----- Data to use
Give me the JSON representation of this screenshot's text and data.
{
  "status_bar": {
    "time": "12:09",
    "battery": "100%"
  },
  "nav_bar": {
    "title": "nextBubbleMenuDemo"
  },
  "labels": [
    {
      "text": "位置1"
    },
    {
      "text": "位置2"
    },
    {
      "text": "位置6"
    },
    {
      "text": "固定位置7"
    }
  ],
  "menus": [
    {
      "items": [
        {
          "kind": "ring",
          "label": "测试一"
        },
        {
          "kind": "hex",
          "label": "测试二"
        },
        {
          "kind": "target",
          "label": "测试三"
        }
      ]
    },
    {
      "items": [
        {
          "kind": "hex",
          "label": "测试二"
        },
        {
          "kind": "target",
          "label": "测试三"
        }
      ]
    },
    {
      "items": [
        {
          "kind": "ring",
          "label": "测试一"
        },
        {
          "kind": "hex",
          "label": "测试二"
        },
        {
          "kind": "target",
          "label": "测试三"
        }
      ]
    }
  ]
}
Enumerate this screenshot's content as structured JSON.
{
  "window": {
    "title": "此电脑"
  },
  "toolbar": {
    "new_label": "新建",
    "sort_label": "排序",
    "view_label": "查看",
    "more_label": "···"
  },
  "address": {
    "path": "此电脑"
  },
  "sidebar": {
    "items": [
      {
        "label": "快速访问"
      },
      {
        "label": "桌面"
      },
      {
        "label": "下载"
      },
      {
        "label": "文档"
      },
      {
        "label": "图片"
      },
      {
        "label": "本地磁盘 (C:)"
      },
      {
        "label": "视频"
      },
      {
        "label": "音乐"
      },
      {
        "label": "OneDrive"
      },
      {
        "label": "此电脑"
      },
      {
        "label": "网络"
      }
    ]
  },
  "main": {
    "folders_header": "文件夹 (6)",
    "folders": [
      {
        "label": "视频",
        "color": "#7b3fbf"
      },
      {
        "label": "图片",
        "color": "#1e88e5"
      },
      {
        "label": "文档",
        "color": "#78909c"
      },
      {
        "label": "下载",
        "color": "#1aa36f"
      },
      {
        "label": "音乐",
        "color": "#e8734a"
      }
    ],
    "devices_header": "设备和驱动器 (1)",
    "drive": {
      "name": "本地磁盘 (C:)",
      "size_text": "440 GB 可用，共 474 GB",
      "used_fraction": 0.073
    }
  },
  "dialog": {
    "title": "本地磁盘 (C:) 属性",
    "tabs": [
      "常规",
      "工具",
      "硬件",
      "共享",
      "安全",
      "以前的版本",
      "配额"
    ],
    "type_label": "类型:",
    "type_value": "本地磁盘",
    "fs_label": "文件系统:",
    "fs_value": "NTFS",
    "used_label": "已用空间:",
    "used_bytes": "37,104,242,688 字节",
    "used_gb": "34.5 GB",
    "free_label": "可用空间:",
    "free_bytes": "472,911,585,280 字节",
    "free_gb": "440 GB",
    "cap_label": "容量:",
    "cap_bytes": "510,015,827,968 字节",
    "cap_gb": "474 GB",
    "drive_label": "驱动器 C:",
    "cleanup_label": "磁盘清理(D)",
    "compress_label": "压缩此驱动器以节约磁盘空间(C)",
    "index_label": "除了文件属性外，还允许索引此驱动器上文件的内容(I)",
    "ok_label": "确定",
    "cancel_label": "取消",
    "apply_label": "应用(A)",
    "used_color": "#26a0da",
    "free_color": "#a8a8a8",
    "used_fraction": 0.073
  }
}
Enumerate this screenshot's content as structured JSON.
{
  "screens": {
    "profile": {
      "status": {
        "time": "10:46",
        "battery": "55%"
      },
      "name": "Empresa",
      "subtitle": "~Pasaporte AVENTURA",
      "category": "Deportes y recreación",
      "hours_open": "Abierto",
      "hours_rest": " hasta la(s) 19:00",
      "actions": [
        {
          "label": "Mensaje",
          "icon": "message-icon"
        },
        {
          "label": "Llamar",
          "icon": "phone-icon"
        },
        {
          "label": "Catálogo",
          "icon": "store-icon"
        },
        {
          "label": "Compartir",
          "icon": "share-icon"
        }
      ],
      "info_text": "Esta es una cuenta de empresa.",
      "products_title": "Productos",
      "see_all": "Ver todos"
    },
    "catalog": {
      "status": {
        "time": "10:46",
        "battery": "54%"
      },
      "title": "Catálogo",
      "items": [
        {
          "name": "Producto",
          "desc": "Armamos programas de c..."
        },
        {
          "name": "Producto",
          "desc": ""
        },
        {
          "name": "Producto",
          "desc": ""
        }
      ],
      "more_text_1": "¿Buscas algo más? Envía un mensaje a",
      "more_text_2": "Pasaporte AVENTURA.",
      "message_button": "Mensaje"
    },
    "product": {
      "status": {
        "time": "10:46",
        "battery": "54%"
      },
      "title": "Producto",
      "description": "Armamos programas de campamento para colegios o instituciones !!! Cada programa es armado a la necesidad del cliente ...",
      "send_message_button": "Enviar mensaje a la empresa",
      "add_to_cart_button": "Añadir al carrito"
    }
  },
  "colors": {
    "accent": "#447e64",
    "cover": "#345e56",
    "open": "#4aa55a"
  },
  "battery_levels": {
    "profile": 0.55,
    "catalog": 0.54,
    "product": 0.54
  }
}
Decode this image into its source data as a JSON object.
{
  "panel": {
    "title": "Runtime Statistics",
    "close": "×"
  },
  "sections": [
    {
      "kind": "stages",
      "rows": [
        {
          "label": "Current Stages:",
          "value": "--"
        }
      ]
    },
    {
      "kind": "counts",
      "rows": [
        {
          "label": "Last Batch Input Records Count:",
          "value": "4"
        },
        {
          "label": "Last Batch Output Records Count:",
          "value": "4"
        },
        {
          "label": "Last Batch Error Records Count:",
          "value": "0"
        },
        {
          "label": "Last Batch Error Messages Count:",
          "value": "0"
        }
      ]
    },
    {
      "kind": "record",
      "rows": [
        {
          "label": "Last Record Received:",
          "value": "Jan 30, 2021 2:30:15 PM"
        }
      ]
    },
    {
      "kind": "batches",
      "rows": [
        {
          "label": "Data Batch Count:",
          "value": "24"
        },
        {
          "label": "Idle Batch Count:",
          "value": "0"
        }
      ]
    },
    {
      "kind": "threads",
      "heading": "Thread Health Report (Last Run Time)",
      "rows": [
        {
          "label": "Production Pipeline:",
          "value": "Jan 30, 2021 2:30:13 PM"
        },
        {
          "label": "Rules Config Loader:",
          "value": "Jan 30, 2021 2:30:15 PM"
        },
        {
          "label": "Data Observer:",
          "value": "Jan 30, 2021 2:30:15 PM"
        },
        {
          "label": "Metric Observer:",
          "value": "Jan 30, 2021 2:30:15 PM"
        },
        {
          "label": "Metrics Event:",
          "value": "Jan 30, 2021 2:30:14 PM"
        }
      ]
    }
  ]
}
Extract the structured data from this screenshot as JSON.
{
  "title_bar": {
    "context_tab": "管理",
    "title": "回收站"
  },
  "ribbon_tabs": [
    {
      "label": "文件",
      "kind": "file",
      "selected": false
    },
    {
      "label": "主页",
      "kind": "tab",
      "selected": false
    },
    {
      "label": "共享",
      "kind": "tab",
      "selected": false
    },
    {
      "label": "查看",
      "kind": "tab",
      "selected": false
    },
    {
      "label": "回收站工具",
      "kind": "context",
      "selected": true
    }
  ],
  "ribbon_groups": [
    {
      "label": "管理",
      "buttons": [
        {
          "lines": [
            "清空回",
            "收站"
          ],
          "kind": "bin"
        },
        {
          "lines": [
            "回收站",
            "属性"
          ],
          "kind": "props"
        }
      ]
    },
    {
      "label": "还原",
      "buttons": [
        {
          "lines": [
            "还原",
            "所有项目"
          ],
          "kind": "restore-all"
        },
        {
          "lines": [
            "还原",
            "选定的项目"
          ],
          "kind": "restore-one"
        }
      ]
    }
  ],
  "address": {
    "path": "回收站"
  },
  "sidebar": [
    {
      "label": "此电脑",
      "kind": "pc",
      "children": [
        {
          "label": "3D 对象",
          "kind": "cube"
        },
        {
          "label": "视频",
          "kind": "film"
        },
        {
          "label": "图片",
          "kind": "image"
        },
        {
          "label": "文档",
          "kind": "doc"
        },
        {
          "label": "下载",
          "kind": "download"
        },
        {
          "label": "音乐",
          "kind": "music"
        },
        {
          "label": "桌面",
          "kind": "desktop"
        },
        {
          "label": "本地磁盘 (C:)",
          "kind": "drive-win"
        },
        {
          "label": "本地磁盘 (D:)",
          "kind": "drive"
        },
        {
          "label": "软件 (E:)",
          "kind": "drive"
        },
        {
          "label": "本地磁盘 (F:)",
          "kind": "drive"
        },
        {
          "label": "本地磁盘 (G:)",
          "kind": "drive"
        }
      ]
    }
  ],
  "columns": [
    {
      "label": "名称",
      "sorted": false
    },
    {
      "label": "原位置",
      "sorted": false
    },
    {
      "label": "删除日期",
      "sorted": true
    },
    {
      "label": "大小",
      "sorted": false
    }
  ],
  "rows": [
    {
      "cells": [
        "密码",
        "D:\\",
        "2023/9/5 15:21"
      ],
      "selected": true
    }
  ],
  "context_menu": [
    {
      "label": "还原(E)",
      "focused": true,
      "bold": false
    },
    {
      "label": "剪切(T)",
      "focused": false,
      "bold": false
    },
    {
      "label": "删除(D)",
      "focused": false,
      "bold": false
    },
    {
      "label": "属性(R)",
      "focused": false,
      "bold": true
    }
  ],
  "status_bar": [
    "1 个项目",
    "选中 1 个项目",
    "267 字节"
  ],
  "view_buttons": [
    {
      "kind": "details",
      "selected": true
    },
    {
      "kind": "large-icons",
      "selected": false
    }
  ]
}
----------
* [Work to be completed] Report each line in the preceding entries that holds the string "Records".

* [Reply to the exercise]
          "label": "Last Batch Input Records Count:",
          "label": "Last Batch Output Records Count:",
          "label": "Last Batch Error Records Count:",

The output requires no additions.